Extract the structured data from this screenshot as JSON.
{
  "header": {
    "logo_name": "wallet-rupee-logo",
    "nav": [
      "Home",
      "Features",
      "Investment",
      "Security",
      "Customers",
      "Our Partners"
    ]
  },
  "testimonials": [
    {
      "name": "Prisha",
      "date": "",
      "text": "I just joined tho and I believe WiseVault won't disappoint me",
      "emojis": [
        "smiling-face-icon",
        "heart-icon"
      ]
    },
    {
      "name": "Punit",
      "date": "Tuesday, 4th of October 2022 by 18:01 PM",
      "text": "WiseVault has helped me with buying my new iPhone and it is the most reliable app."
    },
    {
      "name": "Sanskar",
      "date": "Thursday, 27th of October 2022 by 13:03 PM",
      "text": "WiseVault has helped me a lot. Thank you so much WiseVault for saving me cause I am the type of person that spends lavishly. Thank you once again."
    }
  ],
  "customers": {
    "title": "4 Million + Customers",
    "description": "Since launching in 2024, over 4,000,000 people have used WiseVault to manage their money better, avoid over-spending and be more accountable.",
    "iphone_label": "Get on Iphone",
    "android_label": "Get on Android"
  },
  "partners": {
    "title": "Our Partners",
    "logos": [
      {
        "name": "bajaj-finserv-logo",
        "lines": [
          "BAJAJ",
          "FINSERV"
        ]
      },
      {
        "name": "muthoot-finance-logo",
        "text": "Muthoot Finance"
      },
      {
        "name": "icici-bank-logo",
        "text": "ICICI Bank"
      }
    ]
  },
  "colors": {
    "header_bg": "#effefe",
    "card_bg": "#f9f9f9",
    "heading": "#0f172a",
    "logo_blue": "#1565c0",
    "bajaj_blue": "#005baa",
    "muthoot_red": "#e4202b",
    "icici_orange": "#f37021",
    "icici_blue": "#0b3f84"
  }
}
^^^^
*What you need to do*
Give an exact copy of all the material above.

*Solution to the problem*
Extract the structured data from this screenshot as JSON.
{
  "header": {
    "logo_name": "wallet-rupee-logo",
    "nav": [
      "Home",
      "Features",
      "Investment",
      "Security",
      "Customers",
      "Our Partners"
    ]
  },
  "testimonials": [
    {
      "name": "Prisha",
      "date": "",
      "text": "I just joined tho and I believe WiseVault won't disappoint me",
      "emojis": [
        "smiling-face-icon",
        "heart-icon"
      ]
    },
    {
      "name": "Punit",
      "date": "Tuesday, 4th of October 2022 by 18:01 PM",
      "text": "WiseVault has helped me with buying my new iPhone and it is the most reliable app."
    },
    {
      "name": "Sanskar",
      "date": "Thursday, 27th of October 2022 by 13:03 PM",
      "text": "WiseVault has helped me a lot. Thank you so much WiseVault for saving me cause I am the type of person that spends lavishly. Thank you once again."
    }
  ],
  "customers": {
    "title": "4 Million + Customers",
    "description": "Since launching in 2024, over 4,000,000 people have used WiseVault to manage their money better, avoid over-spending and be more accountable.",
    "iphone_label": "Get on Iphone",
    "android_label": "Get on Android"
  },
  "partners": {
    "title": "Our Partners",
    "logos": [
      {
        "name": "bajaj-finserv-logo",
        "lines": [
          "BAJAJ",
          "FINSERV"
        ]
      },
      {
        "name": "muthoot-finance-logo",
        "text": "Muthoot Finance"
      },
      {
        "name": "icici-bank-logo",
        "text": "ICICI Bank"
      }
    ]
  },
  "colors": {
    "header_bg": "#effefe",
    "card_bg": "#f9f9f9",
    "heading": "#0f172a",
    "logo_blue": "#1565c0",
    "bajaj_blue": "#005baa",
    "muthoot_red": "#e4202b",
    "icici_orange": "#f37021",
    "icici_blue": "#0b3f84"
  }
}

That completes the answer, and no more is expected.